The Georgia Archives plays a critical role in the work of historians researching slave trade, civil rights, race relations in the south, and women in politics. In addition, the Georgia Archives enables individuals to research their family history and protect their property rights by providing documentation on land boundaries and historic tax records. Finally, the Georgia Archives organizes and preserves documents that help citizens and legislators understand historic issues that related to current political issues such as water rights, marriage laws, and the legislative intent of laws passed in Georgia.
To learn more about this decision from the perspective of the Governor’s Office of Budget and Planning and the Office of the Secretary of State, take a look at WSAV’s post titled Georgia Closes State Archives published September 13, 2012. NPR also ran a story by Jonathan Shapiro titled Georgia to Cut Off Public Access to State Archives that includes additional information about the future of this agency.

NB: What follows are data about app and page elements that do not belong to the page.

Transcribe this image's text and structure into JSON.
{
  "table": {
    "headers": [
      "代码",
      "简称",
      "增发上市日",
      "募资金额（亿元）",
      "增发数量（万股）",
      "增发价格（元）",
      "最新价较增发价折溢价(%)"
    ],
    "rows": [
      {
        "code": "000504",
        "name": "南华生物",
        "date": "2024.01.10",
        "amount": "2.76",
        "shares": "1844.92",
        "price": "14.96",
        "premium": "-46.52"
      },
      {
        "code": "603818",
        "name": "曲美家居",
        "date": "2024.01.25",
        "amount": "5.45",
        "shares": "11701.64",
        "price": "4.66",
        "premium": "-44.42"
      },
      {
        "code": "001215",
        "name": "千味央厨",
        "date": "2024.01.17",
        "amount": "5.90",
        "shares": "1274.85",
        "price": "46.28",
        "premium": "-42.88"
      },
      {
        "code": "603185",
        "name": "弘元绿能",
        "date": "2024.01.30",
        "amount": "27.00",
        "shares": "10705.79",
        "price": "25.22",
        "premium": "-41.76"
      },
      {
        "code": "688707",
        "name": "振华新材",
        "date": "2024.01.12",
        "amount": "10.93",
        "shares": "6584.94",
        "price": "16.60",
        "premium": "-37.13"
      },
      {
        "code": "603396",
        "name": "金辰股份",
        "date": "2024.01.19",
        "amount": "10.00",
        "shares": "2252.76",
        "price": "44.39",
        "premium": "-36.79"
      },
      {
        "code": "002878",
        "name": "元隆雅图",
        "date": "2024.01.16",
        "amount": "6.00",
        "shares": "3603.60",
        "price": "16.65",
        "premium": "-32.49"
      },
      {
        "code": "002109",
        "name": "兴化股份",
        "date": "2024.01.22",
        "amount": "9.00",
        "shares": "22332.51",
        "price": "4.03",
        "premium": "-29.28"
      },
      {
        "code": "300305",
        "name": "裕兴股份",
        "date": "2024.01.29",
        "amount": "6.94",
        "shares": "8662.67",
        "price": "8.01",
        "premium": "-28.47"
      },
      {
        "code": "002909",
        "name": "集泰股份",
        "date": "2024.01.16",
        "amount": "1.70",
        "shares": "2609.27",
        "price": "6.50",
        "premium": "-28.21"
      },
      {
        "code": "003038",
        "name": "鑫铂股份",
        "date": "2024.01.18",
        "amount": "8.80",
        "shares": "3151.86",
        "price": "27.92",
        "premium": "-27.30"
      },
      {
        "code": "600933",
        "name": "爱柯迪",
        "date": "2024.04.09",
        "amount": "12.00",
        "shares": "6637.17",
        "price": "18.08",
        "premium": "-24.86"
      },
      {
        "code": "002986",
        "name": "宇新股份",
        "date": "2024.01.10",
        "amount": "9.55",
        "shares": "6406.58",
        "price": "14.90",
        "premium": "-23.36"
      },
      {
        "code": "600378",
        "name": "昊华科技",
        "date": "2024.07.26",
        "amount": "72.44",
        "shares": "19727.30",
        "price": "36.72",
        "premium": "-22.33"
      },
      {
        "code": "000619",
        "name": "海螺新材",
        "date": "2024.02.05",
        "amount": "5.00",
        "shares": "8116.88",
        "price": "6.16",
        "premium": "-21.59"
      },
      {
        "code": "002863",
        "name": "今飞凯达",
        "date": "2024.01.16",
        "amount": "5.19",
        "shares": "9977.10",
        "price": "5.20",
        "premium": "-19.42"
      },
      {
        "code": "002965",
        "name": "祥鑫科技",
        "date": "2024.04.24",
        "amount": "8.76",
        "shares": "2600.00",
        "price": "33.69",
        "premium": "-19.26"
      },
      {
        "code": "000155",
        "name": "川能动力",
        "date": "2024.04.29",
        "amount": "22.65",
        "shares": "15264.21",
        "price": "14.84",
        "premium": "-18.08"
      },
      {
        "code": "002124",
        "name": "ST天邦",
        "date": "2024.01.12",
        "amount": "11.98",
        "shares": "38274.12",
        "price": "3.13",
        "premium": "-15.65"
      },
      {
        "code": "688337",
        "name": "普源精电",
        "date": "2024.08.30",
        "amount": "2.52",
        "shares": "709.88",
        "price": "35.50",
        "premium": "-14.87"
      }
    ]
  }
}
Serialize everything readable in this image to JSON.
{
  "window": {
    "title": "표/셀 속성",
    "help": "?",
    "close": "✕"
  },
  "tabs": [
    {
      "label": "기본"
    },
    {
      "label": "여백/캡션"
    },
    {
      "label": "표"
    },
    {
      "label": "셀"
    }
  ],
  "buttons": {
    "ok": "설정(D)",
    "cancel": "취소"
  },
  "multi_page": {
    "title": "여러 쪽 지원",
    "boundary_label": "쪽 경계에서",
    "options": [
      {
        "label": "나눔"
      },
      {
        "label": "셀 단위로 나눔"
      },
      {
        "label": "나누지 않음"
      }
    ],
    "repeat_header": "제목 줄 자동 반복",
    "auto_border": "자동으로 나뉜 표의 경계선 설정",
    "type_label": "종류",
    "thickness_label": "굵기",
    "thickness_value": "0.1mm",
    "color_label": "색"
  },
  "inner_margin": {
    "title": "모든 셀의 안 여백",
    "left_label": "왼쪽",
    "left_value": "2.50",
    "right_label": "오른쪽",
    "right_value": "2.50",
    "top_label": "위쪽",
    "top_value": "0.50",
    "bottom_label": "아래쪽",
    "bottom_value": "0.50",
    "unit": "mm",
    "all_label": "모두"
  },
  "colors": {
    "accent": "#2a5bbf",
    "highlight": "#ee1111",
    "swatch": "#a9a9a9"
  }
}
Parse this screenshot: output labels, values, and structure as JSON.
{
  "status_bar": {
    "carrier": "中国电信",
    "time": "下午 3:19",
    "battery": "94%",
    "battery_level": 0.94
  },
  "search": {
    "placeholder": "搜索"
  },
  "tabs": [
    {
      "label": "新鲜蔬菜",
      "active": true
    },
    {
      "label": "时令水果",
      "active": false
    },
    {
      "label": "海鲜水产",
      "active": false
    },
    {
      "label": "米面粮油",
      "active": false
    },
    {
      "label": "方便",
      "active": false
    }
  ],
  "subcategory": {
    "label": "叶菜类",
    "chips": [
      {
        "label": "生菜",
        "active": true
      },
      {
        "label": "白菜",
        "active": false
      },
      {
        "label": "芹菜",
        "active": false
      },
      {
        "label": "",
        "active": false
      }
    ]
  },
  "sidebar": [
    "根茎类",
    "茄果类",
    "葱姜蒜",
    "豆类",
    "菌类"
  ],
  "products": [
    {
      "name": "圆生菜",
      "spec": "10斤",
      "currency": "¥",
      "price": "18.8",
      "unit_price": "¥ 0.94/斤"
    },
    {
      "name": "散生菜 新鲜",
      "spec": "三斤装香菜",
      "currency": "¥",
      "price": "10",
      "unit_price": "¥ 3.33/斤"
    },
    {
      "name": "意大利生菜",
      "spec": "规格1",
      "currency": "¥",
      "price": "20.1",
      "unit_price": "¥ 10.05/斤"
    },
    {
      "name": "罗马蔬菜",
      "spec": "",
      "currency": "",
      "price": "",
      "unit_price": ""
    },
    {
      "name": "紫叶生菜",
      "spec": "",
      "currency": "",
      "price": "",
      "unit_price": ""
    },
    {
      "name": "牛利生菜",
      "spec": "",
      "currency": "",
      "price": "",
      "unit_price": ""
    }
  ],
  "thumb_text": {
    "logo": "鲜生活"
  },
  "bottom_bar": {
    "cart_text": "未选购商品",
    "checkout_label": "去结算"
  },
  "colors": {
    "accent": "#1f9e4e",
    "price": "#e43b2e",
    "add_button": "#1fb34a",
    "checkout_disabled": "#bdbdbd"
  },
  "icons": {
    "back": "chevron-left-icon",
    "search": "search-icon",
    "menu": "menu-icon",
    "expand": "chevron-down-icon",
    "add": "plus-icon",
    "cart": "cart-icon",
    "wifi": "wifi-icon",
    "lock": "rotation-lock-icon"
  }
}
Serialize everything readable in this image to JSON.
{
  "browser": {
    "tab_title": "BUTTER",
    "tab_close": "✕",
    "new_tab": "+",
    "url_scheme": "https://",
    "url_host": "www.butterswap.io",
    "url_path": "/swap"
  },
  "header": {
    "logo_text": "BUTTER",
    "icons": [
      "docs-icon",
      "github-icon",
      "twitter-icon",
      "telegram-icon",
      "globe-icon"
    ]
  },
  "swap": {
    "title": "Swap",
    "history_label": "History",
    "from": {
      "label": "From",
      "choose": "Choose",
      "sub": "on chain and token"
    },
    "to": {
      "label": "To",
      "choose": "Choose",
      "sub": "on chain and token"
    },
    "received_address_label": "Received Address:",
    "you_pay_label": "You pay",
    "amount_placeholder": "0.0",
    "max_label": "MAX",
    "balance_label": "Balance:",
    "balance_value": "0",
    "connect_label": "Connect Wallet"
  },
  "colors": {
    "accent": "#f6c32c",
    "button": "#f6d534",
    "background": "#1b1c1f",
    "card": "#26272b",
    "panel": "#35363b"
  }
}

If the Georgia State Archives (or any State Archive) have been beneficial to your research, share your experience on the Georgian’s Against Closing the State Archives Facebook page.